Extract the listing below in full, unchanged.
Material for this exercise START
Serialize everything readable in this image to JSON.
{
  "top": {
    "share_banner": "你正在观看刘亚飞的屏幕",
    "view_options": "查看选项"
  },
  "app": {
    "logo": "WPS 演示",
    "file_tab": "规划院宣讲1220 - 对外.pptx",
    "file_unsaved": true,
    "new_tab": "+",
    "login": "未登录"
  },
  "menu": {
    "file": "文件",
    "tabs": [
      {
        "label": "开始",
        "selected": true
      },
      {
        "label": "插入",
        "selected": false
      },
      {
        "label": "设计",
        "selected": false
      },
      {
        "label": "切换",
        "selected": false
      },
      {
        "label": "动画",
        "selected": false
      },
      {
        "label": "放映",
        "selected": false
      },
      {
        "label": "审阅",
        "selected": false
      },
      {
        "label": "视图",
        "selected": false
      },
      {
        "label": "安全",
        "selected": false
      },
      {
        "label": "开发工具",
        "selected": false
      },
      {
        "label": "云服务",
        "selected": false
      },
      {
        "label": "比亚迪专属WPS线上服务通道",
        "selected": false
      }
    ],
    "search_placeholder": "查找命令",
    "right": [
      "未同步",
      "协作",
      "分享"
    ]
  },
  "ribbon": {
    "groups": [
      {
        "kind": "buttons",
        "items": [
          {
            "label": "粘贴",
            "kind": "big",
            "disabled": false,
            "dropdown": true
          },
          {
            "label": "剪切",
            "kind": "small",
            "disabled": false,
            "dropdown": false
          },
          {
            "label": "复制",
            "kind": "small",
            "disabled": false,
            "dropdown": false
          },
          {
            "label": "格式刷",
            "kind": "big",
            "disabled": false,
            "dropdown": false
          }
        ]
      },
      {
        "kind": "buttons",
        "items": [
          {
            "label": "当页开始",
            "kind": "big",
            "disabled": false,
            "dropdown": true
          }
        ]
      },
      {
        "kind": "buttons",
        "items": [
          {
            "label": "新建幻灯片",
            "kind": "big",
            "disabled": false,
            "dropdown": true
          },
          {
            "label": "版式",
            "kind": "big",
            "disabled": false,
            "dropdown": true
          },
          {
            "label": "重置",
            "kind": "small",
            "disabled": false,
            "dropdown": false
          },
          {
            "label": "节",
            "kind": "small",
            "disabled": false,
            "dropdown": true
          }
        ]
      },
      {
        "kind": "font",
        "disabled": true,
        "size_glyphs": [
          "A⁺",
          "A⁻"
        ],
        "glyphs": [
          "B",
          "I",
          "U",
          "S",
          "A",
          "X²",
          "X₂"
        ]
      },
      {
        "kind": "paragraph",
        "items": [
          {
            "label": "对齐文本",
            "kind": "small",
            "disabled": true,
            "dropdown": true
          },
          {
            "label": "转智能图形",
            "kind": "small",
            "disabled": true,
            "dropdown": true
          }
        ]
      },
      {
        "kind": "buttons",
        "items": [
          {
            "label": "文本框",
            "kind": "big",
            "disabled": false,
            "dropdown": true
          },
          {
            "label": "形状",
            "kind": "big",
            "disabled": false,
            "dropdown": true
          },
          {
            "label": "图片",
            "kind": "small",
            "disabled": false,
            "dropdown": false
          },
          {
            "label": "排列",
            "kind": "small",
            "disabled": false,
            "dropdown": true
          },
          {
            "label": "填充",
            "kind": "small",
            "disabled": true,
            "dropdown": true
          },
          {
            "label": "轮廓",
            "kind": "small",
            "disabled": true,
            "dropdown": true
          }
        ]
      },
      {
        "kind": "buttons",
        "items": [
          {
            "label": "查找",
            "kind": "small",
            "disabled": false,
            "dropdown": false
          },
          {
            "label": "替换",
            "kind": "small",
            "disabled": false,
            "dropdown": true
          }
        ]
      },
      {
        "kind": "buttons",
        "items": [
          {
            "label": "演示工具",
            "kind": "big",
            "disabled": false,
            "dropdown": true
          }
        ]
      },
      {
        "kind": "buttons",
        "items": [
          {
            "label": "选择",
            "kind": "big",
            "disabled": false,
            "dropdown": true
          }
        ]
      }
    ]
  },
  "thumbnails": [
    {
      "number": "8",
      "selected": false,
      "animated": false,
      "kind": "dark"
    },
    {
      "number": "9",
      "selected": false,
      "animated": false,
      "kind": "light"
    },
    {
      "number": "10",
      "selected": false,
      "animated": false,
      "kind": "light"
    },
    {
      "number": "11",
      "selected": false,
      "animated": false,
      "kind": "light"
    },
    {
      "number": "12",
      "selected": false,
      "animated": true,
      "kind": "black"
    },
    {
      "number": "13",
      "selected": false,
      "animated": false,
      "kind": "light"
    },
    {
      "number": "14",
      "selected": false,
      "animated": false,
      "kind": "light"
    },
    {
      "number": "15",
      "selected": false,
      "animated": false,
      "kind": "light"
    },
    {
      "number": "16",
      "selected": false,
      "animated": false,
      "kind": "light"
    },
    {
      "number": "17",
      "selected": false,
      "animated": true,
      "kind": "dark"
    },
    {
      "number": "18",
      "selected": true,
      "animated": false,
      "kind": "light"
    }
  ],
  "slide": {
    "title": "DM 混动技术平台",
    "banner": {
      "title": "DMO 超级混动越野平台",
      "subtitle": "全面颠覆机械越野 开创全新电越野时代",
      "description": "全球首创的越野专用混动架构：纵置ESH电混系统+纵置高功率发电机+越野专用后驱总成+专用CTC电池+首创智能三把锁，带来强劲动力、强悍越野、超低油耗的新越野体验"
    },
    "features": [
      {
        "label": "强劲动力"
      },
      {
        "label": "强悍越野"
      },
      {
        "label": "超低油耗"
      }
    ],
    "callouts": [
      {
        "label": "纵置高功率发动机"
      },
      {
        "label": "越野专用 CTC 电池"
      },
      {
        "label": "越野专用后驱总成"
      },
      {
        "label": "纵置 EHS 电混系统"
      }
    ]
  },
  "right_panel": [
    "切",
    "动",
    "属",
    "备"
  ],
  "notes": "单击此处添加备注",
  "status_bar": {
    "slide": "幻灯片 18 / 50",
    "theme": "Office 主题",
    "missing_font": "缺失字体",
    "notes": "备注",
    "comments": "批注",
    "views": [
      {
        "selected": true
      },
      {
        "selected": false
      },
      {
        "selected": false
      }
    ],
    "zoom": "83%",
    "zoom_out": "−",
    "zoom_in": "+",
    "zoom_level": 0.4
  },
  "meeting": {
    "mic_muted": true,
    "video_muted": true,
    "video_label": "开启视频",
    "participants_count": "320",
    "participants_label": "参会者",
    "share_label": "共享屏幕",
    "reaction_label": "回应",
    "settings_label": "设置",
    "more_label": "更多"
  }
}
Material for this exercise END
- _Answer space_:
Serialize everything readable in this image to JSON.
{
  "top": {
    "share_banner": "你正在观看刘亚飞的屏幕",
    "view_options": "查看选项"
  },
  "app": {
    "logo": "WPS 演示",
    "file_tab": "规划院宣讲1220 - 对外.pptx",
    "file_unsaved": true,
    "new_tab": "+",
    "login": "未登录"
  },
  "menu": {
    "file": "文件",
    "tabs": [
      {
        "label": "开始",
        "selected": true
      },
      {
        "label": "插入",
        "selected": false
      },
      {
        "label": "设计",
        "selected": false
      },
      {
        "label": "切换",
        "selected": false
      },
      {
        "label": "动画",
        "selected": false
      },
      {
        "label": "放映",
        "selected": false
      },
      {
        "label": "审阅",
        "selected": false
      },
      {
        "label": "视图",
        "selected": false
      },
      {
        "label": "安全",
        "selected": false
      },
      {
        "label": "开发工具",
        "selected": false
      },
      {
        "label": "云服务",
        "selected": false
      },
      {
        "label": "比亚迪专属WPS线上服务通道",
        "selected": false
      }
    ],
    "search_placeholder": "查找命令",
    "right": [
      "未同步",
      "协作",
      "分享"
    ]
  },
  "ribbon": {
    "groups": [
      {
        "kind": "buttons",
        "items": [
          {
            "label": "粘贴",
            "kind": "big",
            "disabled": false,
            "dropdown": true
          },
          {
            "label": "剪切",
            "kind": "small",
            "disabled": false,
            "dropdown": false
          },
          {
            "label": "复制",
            "kind": "small",
            "disabled": false,
            "dropdown": false
          },
          {
            "label": "格式刷",
            "kind": "big",
            "disabled": false,
            "dropdown": false
          }
        ]
      },
      {
        "kind": "buttons",
        "items": [
          {
            "label": "当页开始",
            "kind": "big",
            "disabled": false,
            "dropdown": true
          }
        ]
      },
      {
        "kind": "buttons",
        "items": [
          {
            "label": "新建幻灯片",
            "kind": "big",
            "disabled": false,
            "dropdown": true
          },
          {
            "label": "版式",
            "kind": "big",
            "disabled": false,
            "dropdown": true
          },
          {
            "label": "重置",
            "kind": "small",
            "disabled": false,
            "dropdown": false
          },
          {
            "label": "节",
            "kind": "small",
            "disabled": false,
            "dropdown": true
          }
        ]
      },
      {
        "kind": "font",
        "disabled": true,
        "size_glyphs": [
          "A⁺",
          "A⁻"
        ],
        "glyphs": [
          "B",
          "I",
          "U",
          "S",
          "A",
          "X²",
          "X₂"
        ]
      },
      {
        "kind": "paragraph",
        "items": [
          {
            "label": "对齐文本",
            "kind": "small",
            "disabled": true,
            "dropdown": true
          },
          {
            "label": "转智能图形",
            "kind": "small",
            "disabled": true,
            "dropdown": true
          }
        ]
      },
      {
        "kind": "buttons",
        "items": [
          {
            "label": "文本框",
            "kind": "big",
            "disabled": false,
            "dropdown": true
          },
          {
            "label": "形状",
            "kind": "big",
            "disabled": false,
            "dropdown": true
          },
          {
            "label": "图片",
            "kind": "small",
            "disabled": false,
            "dropdown": false
          },
          {
            "label": "排列",
            "kind": "small",
            "disabled": false,
            "dropdown": true
          },
          {
            "label": "填充",
            "kind": "small",
            "disabled": true,
            "dropdown": true
          },
          {
            "label": "轮廓",
            "kind": "small",
            "disabled": true,
            "dropdown": true
          }
        ]
      },
      {
        "kind": "buttons",
        "items": [
          {
            "label": "查找",
            "kind": "small",
            "disabled": false,
            "dropdown": false
          },
          {
            "label": "替换",
            "kind": "small",
            "disabled": false,
            "dropdown": true
          }
        ]
      },
      {
        "kind": "buttons",
        "items": [
          {
            "label": "演示工具",
            "kind": "big",
            "disabled": false,
            "dropdown": true
          }
        ]
      },
      {
        "kind": "buttons",
        "items": [
          {
            "label": "选择",
            "kind": "big",
            "disabled": false,
            "dropdown": true
          }
        ]
      }
    ]
  },
  "thumbnails": [
    {
      "number": "8",
      "selected": false,
      "animated": false,
      "kind": "dark"
    },
    {
      "number": "9",
      "selected": false,
      "animated": false,
      "kind": "light"
    },
    {
      "number": "10",
      "selected": false,
      "animated": false,
      "kind": "light"
    },
    {
      "number": "11",
      "selected": false,
      "animated": false,
      "kind": "light"
    },
    {
      "number": "12",
      "selected": false,
      "animated": true,
      "kind": "black"
    },
    {
      "number": "13",
      "selected": false,
      "animated": false,
      "kind": "light"
    },
    {
      "number": "14",
      "selected": false,
      "animated": false,
      "kind": "light"
    },
    {
      "number": "15",
      "selected": false,
      "animated": false,
      "kind": "light"
    },
    {
      "number": "16",
      "selected": false,
      "animated": false,
      "kind": "light"
    },
    {
      "number": "17",
      "selected": false,
      "animated": true,
      "kind": "dark"
    },
    {
      "number": "18",
      "selected": true,
      "animated": false,
      "kind": "light"
    }
  ],
  "slide": {
    "title": "DM 混动技术平台",
    "banner": {
      "title": "DMO 超级混动越野平台",
      "subtitle": "全面颠覆机械越野 开创全新电越野时代",
      "description": "全球首创的越野专用混动架构：纵置ESH电混系统+纵置高功率发电机+越野专用后驱总成+专用CTC电池+首创智能三把锁，带来强劲动力、强悍越野、超低油耗的新越野体验"
    },
    "features": [
      {
        "label": "强劲动力"
      },
      {
        "label": "强悍越野"
      },
      {
        "label": "超低油耗"
      }
    ],
    "callouts": [
      {
        "label": "纵置高功率发动机"
      },
      {
        "label": "越野专用 CTC 电池"
      },
      {
        "label": "越野专用后驱总成"
      },
      {
        "label": "纵置 EHS 电混系统"
      }
    ]
  },
  "right_panel": [
    "切",
    "动",
    "属",
    "备"
  ],
  "notes": "单击此处添加备注",
  "status_bar": {
    "slide": "幻灯片 18 / 50",
    "theme": "Office 主题",
    "missing_font": "缺失字体",
    "notes": "备注",
    "comments": "批注",
    "views": [
      {
        "selected": true
      },
      {
        "selected": false
      },
      {
        "selected": false
      }
    ],
    "zoom": "83%",
    "zoom_out": "−",
    "zoom_in": "+",
    "zoom_level": 0.4
  },
  "meeting": {
    "mic_muted": true,
    "video_muted": true,
    "video_label": "开启视频",
    "participants_count": "320",
    "participants_label": "参会者",
    "share_label": "共享屏幕",
    "reaction_label": "回应",
    "settings_label": "设置",
    "more_label": "更多"
  }
}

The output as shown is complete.